[Element data from apps and pages]
-- -- --

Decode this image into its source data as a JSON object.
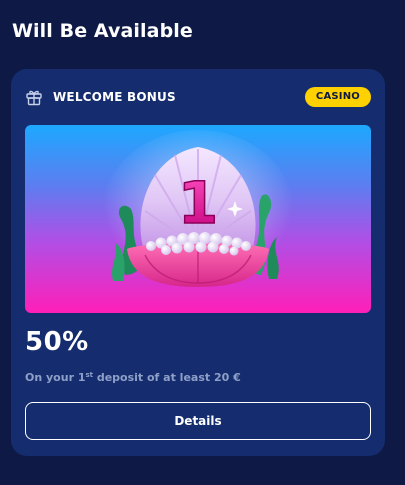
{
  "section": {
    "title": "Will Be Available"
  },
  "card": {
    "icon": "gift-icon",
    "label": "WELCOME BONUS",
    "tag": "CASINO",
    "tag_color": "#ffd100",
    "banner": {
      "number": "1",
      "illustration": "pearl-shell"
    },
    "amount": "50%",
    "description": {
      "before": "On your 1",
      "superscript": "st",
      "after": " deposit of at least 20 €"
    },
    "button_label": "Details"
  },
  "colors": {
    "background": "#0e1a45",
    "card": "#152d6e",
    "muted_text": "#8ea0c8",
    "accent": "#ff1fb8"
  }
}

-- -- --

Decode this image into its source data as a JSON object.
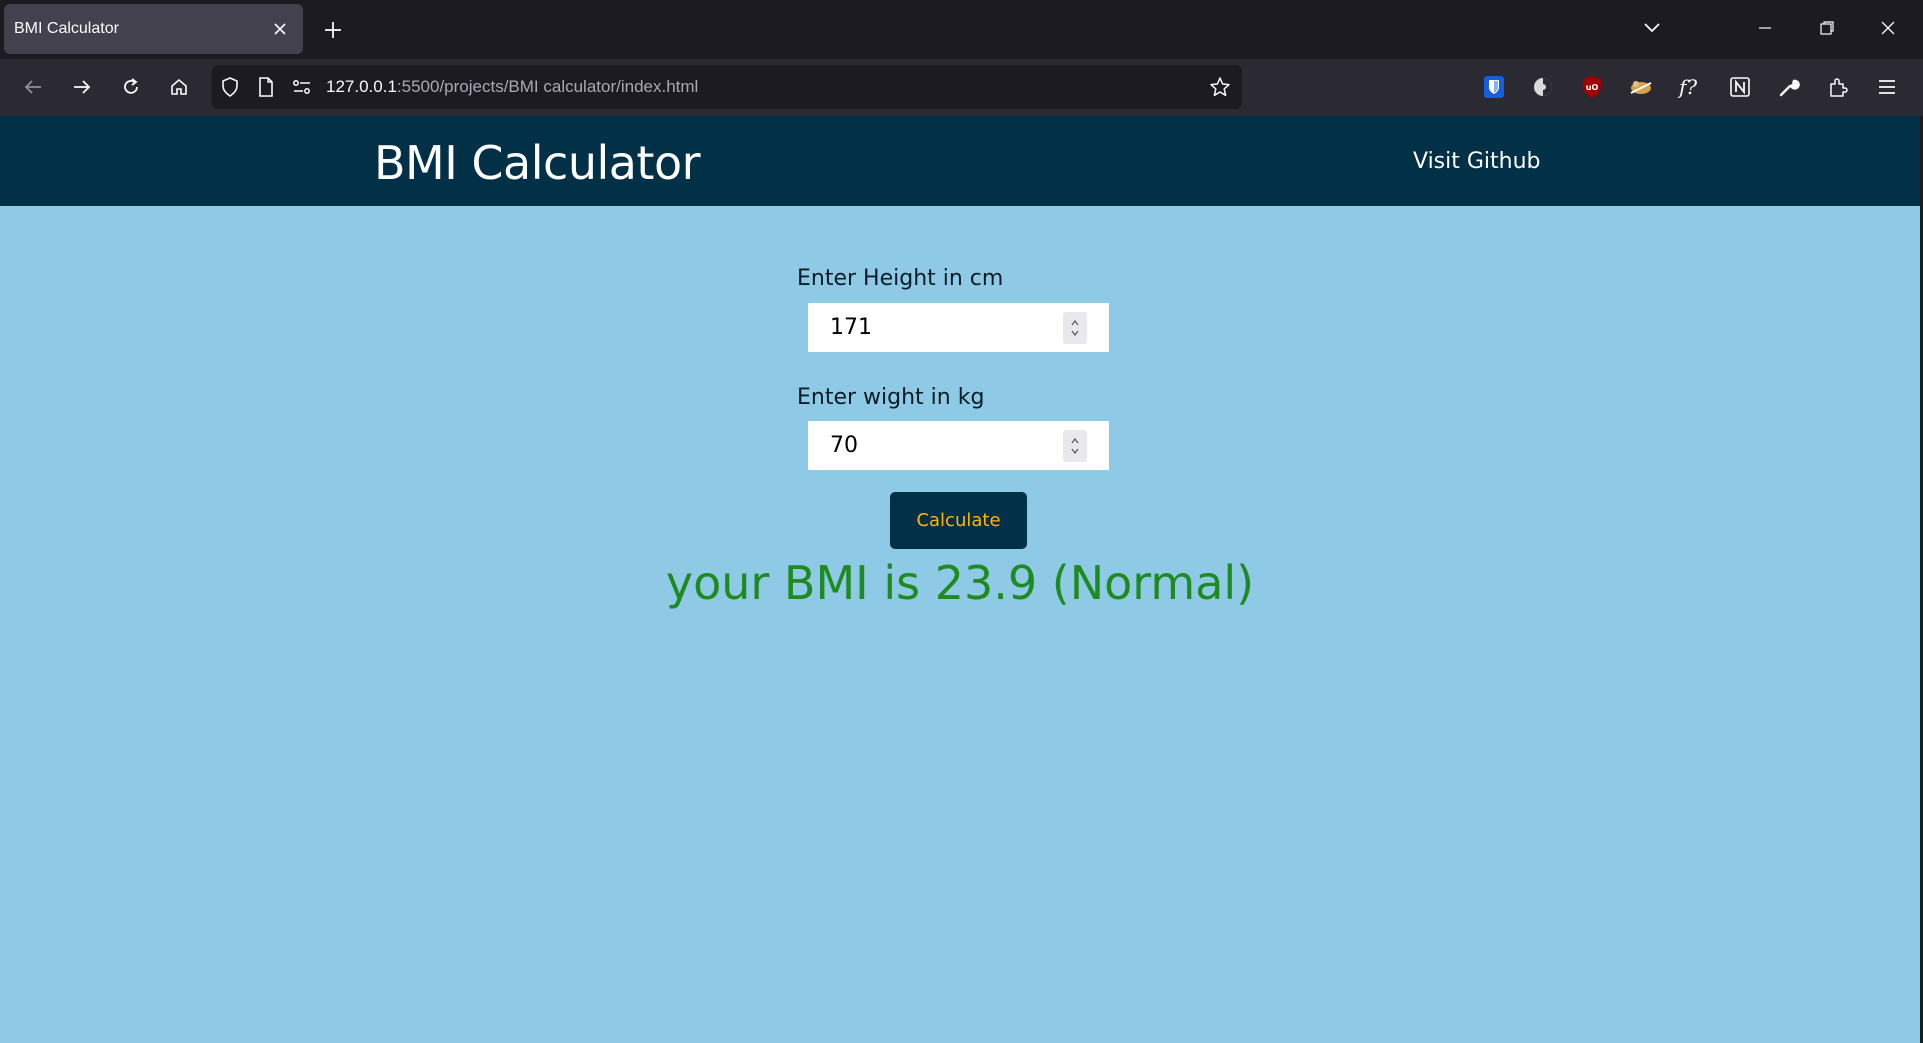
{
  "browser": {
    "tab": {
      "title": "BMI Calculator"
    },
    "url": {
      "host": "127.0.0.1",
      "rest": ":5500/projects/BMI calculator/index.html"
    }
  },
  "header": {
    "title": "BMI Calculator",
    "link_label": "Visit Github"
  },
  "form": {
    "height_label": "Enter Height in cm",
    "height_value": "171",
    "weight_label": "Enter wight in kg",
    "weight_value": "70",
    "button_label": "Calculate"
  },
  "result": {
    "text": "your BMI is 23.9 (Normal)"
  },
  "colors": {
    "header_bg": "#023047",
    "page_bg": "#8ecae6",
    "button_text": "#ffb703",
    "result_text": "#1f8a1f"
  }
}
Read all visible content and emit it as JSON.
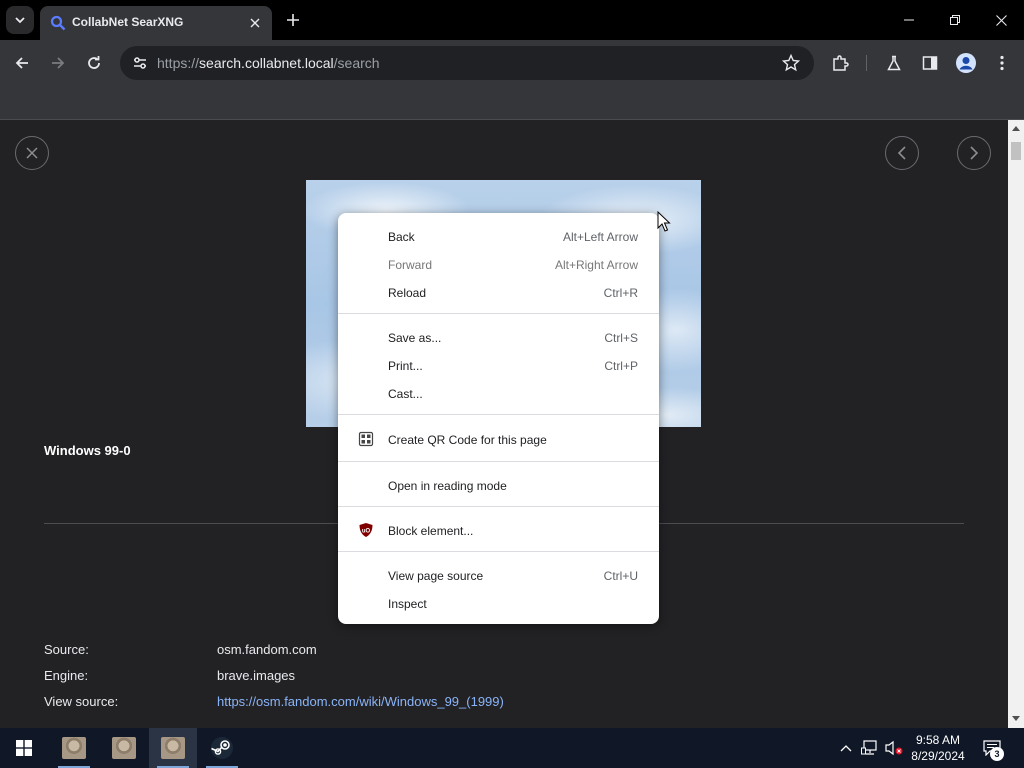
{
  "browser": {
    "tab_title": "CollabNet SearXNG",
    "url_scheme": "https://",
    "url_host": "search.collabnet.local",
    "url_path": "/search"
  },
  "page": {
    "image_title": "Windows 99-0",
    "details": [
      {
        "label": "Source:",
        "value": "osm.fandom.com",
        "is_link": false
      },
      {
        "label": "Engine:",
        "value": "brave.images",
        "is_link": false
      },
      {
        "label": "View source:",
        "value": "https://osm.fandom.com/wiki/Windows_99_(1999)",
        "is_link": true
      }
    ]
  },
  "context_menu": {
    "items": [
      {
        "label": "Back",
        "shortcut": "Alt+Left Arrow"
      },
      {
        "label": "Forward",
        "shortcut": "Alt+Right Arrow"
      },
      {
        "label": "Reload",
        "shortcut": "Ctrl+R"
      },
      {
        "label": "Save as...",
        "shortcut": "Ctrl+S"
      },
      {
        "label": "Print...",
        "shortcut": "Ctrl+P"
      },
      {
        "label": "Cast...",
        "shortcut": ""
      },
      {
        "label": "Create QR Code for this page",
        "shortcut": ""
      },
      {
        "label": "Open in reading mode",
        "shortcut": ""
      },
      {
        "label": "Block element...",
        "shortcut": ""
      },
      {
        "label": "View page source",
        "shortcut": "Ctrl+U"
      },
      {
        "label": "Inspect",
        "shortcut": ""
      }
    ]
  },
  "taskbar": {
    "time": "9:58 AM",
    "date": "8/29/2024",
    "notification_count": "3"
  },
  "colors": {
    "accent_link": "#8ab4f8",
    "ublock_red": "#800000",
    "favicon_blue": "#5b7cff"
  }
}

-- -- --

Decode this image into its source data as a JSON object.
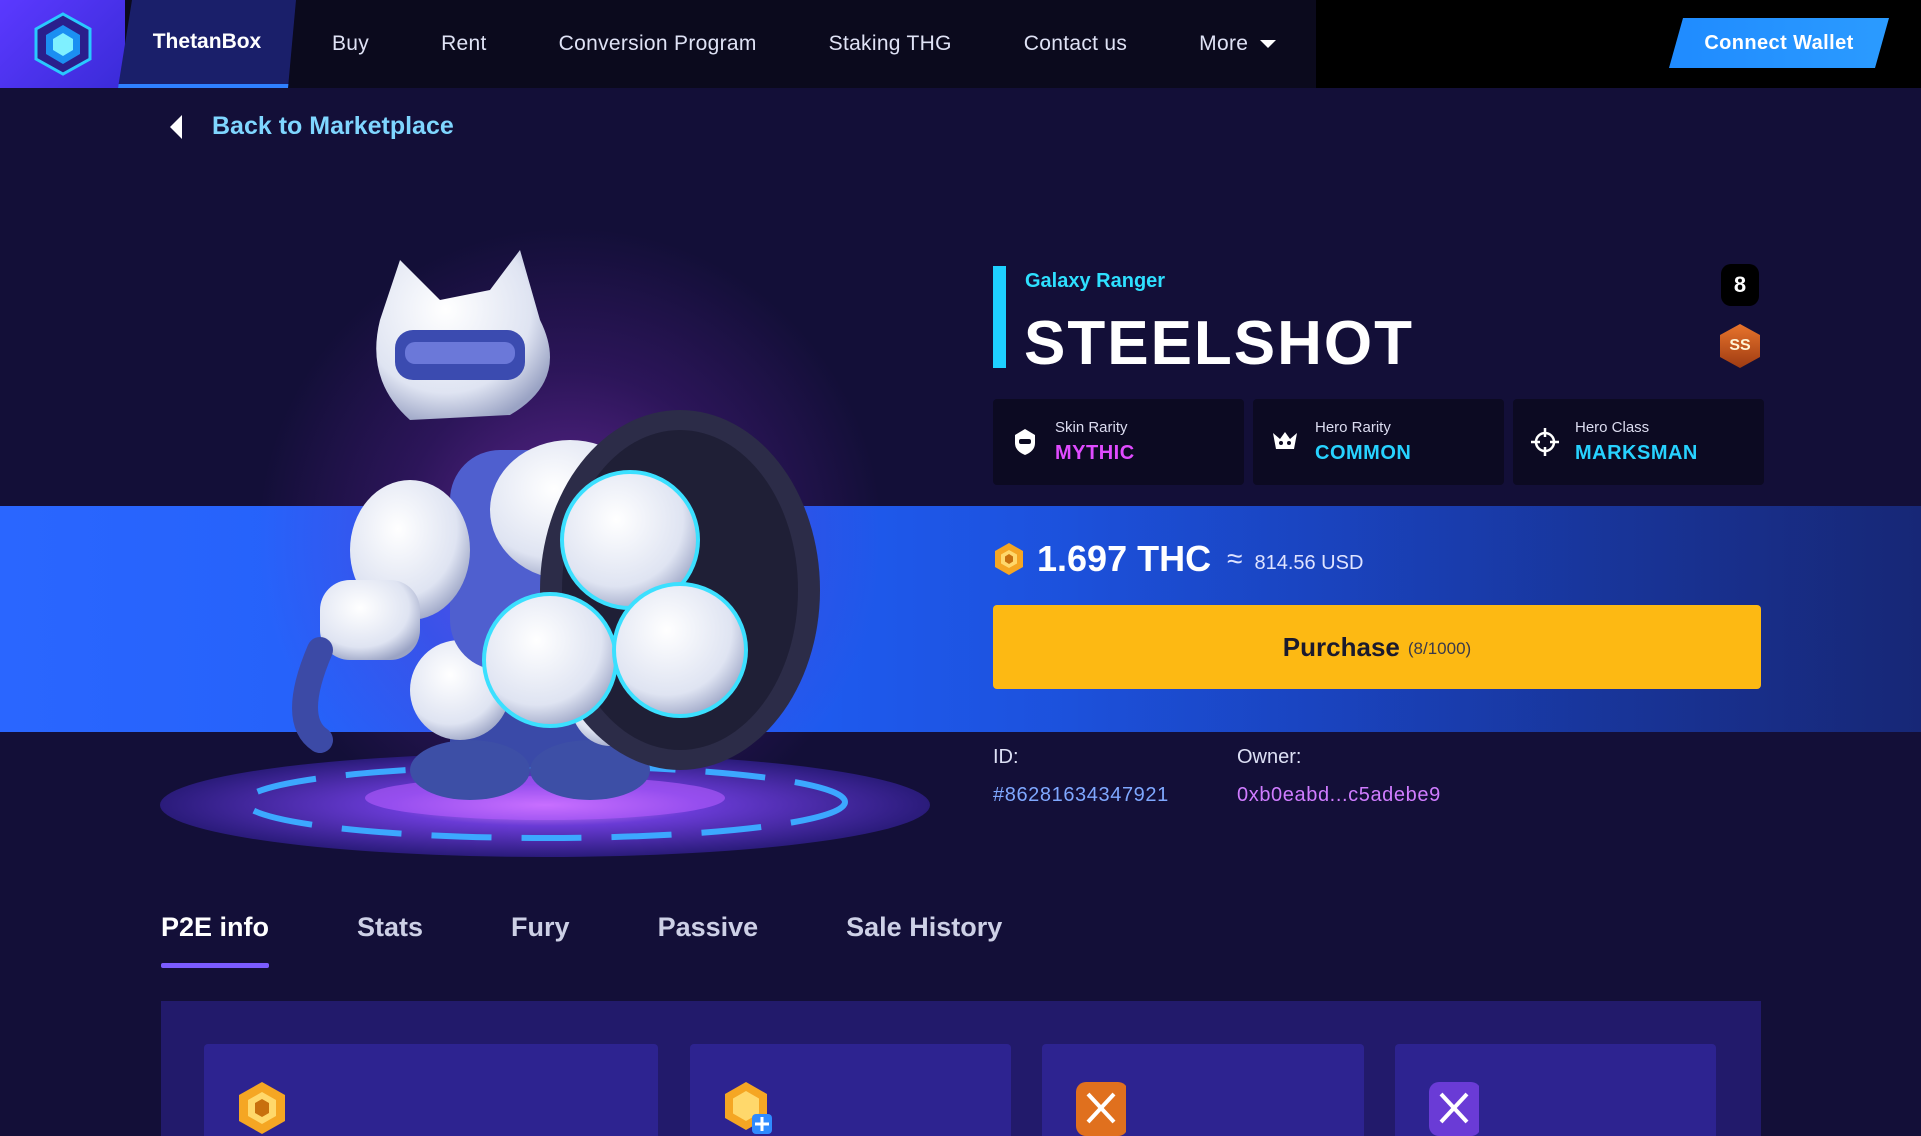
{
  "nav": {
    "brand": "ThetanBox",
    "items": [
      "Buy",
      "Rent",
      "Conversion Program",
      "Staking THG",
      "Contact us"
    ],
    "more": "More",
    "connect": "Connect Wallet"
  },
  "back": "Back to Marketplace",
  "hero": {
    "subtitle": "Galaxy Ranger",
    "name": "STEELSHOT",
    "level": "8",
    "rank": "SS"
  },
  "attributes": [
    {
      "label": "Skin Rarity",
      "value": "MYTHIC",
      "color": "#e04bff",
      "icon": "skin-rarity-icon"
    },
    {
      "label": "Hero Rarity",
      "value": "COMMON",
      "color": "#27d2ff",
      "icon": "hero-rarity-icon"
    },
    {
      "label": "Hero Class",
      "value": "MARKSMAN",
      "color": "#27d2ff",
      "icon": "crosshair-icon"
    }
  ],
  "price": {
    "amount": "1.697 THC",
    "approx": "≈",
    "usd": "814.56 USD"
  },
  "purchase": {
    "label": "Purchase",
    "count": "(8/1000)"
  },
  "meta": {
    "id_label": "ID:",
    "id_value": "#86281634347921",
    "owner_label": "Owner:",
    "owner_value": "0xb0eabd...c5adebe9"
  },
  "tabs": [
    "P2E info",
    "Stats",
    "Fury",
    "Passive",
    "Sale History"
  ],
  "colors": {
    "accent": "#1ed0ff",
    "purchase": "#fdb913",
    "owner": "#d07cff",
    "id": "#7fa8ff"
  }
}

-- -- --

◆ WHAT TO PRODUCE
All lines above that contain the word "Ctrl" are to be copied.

◆ ANSWER SECTION
        "shortcut": "Ctrl+R"
        "shortcut": "Ctrl+S"
        "shortcut": "Ctrl+P"
        "shortcut": "Ctrl+U"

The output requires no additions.